[PROVIDED DATA Boundary: Start]
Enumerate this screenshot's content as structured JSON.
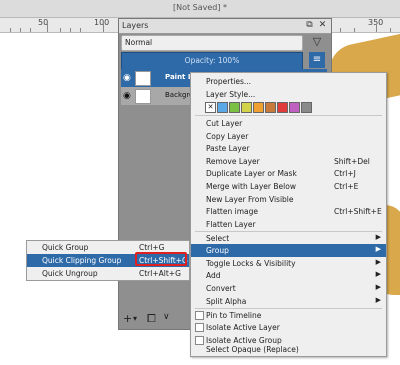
{
  "window": {
    "title": "[Not Saved]  *"
  },
  "ruler": {
    "labels": [
      "50",
      "100",
      "350"
    ]
  },
  "layers_docker": {
    "title": "Layers",
    "blend_mode": "Normal",
    "opacity": "Opacity:  100%",
    "layers": [
      {
        "name": "Paint La"
      },
      {
        "name": "Backgrou"
      }
    ]
  },
  "context_menu": {
    "items": [
      {
        "label": "Properties...",
        "shortcut": ""
      },
      {
        "label": "Layer Style...",
        "shortcut": ""
      },
      {
        "label": "Cut Layer",
        "shortcut": ""
      },
      {
        "label": "Copy Layer",
        "shortcut": ""
      },
      {
        "label": "Paste Layer",
        "shortcut": ""
      },
      {
        "label": "Remove Layer",
        "shortcut": "Shift+Del"
      },
      {
        "label": "Duplicate Layer or Mask",
        "shortcut": "Ctrl+J"
      },
      {
        "label": "Merge with Layer Below",
        "shortcut": "Ctrl+E"
      },
      {
        "label": "New Layer From Visible",
        "shortcut": ""
      },
      {
        "label": "Flatten image",
        "shortcut": "Ctrl+Shift+E"
      },
      {
        "label": "Flatten Layer",
        "shortcut": ""
      },
      {
        "label": "Select",
        "shortcut": ""
      },
      {
        "label": "Group",
        "shortcut": ""
      },
      {
        "label": "Toggle Locks & Visibility",
        "shortcut": ""
      },
      {
        "label": "Add",
        "shortcut": ""
      },
      {
        "label": "Convert",
        "shortcut": ""
      },
      {
        "label": "Split Alpha",
        "shortcut": ""
      },
      {
        "label": "Pin to Timeline",
        "shortcut": ""
      },
      {
        "label": "Isolate Active Layer",
        "shortcut": ""
      },
      {
        "label": "Isolate Active Group",
        "shortcut": ""
      },
      {
        "label": "Select Opaque (Replace)",
        "shortcut": ""
      }
    ],
    "color_labels": [
      "#ffffff",
      "#5aa9e6",
      "#7ac143",
      "#d3d34a",
      "#f0a030",
      "#c87a3a",
      "#e03c3c",
      "#c060c0",
      "#8a8a8a"
    ]
  },
  "group_submenu": {
    "items": [
      {
        "label": "Quick Group",
        "shortcut": "Ctrl+G"
      },
      {
        "label": "Quick Clipping Group",
        "shortcut": "Ctrl+Shift+G"
      },
      {
        "label": "Quick Ungroup",
        "shortcut": "Ctrl+Alt+G"
      }
    ]
  }
}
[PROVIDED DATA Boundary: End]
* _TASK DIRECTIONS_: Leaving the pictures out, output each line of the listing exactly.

* _EXPECTED OUTPUT_:
Enumerate this screenshot's content as structured JSON.
{
  "window": {
    "title": "[Not Saved]  *"
  },
  "ruler": {
    "labels": [
      "50",
      "100",
      "350"
    ]
  },
  "layers_docker": {
    "title": "Layers",
    "blend_mode": "Normal",
    "opacity": "Opacity:  100%",
    "layers": [
      {
        "name": "Paint La"
      },
      {
        "name": "Backgrou"
      }
    ]
  },
  "context_menu": {
    "items": [
      {
        "label": "Properties...",
        "shortcut": ""
      },
      {
        "label": "Layer Style...",
        "shortcut": ""
      },
      {
        "label": "Cut Layer",
        "shortcut": ""
      },
      {
        "label": "Copy Layer",
        "shortcut": ""
      },
      {
        "label": "Paste Layer",
        "shortcut": ""
      },
      {
        "label": "Remove Layer",
        "shortcut": "Shift+Del"
      },
      {
        "label": "Duplicate Layer or Mask",
        "shortcut": "Ctrl+J"
      },
      {
        "label": "Merge with Layer Below",
        "shortcut": "Ctrl+E"
      },
      {
        "label": "New Layer From Visible",
        "shortcut": ""
      },
      {
        "label": "Flatten image",
        "shortcut": "Ctrl+Shift+E"
      },
      {
        "label": "Flatten Layer",
        "shortcut": ""
      },
      {
        "label": "Select",
        "shortcut": ""
      },
      {
        "label": "Group",
        "shortcut": ""
      },
      {
        "label": "Toggle Locks & Visibility",
        "shortcut": ""
      },
      {
        "label": "Add",
        "shortcut": ""
      },
      {
        "label": "Convert",
        "shortcut": ""
      },
      {
        "label": "Split Alpha",
        "shortcut": ""
      },
      {
        "label": "Pin to Timeline",
        "shortcut": ""
      },
      {
        "label": "Isolate Active Layer",
        "shortcut": ""
      },
      {
        "label": "Isolate Active Group",
        "shortcut": ""
      },
      {
        "label": "Select Opaque (Replace)",
        "shortcut": ""
      }
    ],
    "color_labels": [
      "#ffffff",
      "#5aa9e6",
      "#7ac143",
      "#d3d34a",
      "#f0a030",
      "#c87a3a",
      "#e03c3c",
      "#c060c0",
      "#8a8a8a"
    ]
  },
  "group_submenu": {
    "items": [
      {
        "label": "Quick Group",
        "shortcut": "Ctrl+G"
      },
      {
        "label": "Quick Clipping Group",
        "shortcut": "Ctrl+Shift+G"
      },
      {
        "label": "Quick Ungroup",
        "shortcut": "Ctrl+Alt+G"
      }
    ]
  }
}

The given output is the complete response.